#### [Work required]
You are asked to filter the data below and copy every line holding "Учебно".

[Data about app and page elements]

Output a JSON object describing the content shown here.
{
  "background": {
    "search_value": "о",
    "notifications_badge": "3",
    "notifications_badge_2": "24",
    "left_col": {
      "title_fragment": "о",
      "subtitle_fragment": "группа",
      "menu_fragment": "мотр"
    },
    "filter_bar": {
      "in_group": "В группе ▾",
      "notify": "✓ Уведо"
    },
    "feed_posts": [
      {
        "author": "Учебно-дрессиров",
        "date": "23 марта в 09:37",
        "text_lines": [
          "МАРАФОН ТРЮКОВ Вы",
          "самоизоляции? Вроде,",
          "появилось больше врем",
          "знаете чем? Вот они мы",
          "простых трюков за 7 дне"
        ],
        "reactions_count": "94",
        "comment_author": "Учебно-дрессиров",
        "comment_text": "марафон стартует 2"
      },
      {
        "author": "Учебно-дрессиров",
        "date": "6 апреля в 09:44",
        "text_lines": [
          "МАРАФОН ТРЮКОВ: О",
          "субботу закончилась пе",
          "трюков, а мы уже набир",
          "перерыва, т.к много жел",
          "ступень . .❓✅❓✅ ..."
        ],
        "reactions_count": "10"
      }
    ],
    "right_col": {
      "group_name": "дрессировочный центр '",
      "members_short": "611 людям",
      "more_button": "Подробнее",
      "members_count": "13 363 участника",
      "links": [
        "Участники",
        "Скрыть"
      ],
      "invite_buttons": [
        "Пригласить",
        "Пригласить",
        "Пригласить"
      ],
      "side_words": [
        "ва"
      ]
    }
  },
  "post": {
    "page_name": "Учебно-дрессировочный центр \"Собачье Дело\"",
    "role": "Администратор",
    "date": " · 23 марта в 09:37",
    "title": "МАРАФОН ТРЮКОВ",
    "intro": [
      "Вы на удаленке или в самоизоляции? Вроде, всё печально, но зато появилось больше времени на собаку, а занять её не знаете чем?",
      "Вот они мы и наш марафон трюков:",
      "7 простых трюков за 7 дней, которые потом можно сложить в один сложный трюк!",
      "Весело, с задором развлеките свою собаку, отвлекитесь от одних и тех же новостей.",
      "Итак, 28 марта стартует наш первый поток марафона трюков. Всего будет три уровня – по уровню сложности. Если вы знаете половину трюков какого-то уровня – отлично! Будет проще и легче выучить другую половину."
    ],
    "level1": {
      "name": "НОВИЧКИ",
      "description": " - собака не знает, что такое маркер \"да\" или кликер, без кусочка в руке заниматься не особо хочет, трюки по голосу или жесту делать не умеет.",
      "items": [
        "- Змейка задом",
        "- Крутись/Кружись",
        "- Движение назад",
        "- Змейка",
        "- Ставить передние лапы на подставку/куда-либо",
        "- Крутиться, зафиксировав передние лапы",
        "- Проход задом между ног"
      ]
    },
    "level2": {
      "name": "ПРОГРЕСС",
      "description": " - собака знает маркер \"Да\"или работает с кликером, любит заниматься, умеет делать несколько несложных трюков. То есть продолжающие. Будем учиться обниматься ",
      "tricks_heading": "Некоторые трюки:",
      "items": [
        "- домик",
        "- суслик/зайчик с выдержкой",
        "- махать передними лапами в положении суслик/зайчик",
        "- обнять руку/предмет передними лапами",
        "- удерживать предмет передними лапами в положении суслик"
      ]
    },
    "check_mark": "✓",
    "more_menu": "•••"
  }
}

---

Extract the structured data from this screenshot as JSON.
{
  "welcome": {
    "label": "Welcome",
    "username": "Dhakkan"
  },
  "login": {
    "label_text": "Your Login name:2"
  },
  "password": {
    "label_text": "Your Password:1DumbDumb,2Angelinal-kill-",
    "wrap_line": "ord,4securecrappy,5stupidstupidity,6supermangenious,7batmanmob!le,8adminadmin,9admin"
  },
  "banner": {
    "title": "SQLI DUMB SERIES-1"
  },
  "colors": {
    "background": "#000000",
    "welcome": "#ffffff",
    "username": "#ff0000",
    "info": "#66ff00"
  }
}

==

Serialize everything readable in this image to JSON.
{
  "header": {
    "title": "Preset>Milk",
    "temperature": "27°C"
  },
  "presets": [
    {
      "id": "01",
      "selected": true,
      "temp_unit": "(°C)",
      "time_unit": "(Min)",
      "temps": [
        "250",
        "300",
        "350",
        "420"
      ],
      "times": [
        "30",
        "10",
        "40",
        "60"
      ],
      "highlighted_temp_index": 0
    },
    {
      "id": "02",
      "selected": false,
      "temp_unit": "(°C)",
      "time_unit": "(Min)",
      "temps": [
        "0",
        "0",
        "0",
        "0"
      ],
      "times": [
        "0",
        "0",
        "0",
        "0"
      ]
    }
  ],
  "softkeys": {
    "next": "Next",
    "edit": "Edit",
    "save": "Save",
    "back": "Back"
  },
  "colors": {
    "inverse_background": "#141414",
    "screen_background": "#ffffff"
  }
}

#### [Problem solution]
        "author": "Учебно-дрессиров",
        "comment_author": "Учебно-дрессиров",
        "author": "Учебно-дрессиров",
    "page_name": "Учебно-дрессировочный центр \"Собачье Дело\"",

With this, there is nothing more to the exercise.